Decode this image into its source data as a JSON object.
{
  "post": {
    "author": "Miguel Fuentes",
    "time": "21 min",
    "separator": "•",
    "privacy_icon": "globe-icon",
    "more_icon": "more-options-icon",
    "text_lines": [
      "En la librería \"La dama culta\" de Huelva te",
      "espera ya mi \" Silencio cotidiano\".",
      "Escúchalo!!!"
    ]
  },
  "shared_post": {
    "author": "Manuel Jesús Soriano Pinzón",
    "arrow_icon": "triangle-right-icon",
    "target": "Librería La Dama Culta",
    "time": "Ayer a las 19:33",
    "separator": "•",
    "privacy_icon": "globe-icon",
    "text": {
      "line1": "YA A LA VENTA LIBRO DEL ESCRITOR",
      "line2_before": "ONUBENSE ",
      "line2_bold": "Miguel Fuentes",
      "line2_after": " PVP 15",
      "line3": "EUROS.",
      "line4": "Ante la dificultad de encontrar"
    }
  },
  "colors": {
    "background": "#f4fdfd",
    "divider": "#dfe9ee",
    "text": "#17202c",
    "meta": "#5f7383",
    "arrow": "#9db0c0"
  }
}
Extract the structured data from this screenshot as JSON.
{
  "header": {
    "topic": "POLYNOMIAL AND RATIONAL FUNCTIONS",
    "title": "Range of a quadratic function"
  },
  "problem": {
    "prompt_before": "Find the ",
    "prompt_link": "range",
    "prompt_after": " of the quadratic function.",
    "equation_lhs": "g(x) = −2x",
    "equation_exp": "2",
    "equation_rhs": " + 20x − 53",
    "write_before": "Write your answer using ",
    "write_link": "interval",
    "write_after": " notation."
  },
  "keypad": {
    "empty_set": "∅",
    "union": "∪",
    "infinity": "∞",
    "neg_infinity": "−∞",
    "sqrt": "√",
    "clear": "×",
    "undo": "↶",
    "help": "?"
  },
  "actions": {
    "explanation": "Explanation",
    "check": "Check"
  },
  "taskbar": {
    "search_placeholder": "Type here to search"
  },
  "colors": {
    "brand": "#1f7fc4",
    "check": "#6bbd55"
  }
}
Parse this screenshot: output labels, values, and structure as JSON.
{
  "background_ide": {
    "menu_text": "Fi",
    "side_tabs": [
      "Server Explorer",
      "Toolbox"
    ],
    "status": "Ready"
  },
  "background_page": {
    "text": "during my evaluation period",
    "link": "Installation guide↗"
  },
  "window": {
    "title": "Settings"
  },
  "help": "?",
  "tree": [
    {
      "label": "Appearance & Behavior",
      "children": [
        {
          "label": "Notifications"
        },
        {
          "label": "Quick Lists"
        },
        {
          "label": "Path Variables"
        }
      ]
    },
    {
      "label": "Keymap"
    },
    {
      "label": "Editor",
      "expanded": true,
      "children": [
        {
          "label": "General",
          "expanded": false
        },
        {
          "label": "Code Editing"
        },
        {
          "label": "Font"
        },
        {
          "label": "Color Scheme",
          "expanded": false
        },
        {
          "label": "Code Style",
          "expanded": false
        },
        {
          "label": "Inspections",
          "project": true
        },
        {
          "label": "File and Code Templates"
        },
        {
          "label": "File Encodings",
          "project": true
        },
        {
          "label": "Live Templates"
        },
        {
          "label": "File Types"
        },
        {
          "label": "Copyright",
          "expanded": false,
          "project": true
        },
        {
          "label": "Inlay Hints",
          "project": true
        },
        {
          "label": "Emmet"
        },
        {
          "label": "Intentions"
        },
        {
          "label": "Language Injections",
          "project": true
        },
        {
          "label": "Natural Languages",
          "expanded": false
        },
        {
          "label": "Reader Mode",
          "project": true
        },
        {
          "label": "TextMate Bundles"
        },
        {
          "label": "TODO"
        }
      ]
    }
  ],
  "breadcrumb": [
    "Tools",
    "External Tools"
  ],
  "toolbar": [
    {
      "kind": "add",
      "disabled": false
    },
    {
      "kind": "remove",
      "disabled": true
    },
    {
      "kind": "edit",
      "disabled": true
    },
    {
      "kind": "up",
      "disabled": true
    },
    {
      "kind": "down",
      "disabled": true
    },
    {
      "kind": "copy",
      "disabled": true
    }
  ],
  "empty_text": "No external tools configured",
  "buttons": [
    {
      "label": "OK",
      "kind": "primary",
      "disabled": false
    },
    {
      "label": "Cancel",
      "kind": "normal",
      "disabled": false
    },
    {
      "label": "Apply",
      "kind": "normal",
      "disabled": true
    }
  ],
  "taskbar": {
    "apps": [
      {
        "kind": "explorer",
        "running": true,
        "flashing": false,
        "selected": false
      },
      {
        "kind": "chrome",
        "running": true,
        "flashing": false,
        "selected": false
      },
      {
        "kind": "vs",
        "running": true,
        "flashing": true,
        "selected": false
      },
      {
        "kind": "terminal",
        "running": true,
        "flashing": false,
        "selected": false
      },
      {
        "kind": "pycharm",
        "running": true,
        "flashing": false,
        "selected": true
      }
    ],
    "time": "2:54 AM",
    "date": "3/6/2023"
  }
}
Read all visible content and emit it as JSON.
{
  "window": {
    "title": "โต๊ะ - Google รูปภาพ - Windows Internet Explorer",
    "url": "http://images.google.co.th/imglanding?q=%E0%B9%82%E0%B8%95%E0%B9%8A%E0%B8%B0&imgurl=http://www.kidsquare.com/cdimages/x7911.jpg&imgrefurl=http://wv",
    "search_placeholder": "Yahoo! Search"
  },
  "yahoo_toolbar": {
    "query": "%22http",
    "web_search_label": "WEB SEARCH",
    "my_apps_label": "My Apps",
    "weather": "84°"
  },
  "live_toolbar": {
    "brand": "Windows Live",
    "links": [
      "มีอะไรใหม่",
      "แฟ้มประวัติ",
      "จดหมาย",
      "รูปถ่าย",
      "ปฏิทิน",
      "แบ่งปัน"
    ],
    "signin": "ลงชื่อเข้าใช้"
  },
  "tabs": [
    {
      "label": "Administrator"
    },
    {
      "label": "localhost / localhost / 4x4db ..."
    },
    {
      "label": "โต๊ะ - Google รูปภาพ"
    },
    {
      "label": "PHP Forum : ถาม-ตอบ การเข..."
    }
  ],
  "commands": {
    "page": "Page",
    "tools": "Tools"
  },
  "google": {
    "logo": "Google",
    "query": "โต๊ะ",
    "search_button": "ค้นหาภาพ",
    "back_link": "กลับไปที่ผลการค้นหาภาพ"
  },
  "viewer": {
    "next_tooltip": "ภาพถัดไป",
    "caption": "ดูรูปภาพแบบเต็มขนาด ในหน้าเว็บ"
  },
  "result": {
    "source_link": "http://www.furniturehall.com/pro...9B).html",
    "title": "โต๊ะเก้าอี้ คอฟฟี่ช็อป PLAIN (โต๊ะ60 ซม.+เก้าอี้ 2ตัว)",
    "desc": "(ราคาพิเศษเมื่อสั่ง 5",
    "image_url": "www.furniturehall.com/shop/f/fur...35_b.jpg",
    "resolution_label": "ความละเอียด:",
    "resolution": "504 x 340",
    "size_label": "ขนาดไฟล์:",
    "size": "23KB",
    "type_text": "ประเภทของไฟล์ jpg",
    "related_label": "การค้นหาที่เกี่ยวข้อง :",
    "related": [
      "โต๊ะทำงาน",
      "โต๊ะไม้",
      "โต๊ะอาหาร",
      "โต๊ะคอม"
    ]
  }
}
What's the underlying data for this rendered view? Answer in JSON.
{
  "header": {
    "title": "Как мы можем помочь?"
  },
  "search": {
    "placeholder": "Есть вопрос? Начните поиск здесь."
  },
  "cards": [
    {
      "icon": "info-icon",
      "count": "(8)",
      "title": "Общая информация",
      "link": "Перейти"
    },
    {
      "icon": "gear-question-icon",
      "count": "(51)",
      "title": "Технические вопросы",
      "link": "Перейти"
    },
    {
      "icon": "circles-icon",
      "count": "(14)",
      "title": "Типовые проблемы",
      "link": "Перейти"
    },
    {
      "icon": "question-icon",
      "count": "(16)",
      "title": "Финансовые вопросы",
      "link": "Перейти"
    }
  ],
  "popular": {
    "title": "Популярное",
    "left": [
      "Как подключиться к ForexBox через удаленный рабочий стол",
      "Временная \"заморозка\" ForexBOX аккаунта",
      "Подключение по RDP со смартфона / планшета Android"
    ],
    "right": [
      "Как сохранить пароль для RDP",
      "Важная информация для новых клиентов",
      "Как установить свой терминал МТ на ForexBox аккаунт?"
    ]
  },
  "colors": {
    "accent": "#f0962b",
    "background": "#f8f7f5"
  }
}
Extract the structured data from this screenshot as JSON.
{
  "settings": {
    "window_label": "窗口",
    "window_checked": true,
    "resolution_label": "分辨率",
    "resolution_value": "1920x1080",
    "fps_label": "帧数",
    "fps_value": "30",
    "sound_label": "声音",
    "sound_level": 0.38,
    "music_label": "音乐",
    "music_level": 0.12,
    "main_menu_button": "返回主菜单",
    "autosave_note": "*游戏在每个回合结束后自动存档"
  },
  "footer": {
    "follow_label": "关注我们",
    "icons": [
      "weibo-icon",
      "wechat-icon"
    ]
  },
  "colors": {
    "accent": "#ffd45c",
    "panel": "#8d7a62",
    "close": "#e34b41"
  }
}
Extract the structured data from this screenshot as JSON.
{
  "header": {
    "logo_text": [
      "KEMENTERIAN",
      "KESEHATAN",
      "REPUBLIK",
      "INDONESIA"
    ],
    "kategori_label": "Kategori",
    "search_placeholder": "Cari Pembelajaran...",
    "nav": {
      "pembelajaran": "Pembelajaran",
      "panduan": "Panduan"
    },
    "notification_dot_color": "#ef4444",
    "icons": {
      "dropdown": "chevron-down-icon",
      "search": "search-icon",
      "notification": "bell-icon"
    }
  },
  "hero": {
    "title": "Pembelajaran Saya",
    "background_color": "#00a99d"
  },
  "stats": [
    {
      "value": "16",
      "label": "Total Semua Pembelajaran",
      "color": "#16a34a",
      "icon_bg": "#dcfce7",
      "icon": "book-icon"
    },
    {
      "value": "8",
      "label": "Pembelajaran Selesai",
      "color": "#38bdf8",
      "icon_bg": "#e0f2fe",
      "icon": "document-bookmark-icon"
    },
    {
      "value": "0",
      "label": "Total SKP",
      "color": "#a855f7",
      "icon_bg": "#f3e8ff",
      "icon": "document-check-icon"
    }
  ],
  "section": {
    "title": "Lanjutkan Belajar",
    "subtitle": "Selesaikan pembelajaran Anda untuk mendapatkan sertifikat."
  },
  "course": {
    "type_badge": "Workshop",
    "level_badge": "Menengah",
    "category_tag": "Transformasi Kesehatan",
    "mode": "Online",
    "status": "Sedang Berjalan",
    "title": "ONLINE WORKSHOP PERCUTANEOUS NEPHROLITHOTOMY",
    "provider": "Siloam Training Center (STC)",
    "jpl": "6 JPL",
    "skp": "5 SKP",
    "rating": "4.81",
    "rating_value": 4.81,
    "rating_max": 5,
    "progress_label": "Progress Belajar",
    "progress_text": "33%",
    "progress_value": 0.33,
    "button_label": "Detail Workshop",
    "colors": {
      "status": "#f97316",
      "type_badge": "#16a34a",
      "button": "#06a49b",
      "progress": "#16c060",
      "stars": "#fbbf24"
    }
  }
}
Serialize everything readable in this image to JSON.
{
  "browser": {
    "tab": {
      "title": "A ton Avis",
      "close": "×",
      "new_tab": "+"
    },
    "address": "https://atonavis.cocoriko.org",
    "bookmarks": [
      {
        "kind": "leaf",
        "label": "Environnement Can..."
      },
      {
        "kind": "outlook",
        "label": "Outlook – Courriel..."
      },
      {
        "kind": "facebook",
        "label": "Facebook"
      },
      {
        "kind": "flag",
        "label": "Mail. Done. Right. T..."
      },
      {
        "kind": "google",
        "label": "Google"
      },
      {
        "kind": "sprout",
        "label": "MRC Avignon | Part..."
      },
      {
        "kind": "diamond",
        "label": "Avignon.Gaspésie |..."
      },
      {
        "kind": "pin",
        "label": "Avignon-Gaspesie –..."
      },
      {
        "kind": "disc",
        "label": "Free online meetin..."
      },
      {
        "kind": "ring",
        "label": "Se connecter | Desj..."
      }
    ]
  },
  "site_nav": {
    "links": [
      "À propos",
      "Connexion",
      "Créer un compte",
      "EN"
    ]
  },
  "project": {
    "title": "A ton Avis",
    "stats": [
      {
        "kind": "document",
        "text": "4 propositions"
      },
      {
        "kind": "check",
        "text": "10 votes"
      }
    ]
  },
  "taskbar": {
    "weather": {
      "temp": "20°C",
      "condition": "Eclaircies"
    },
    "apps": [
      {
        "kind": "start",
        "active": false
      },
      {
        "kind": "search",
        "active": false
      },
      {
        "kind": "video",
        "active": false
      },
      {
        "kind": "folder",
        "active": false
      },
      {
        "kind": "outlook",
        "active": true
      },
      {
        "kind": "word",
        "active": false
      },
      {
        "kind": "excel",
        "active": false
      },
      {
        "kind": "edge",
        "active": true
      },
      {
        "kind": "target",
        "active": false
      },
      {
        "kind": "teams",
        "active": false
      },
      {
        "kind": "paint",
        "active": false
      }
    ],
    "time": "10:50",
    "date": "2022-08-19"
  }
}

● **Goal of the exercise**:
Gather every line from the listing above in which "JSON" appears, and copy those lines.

● **Response below**:
Decode this image into its source data as a JSON object.
Extract the structured data from this screenshot as JSON.
Parse this screenshot: output labels, values, and structure as JSON.
Read all visible content and emit it as JSON.
What's the underlying data for this rendered view? Answer in JSON.
Extract the structured data from this screenshot as JSON.
Extract the structured data from this screenshot as JSON.
Serialize everything readable in this image to JSON.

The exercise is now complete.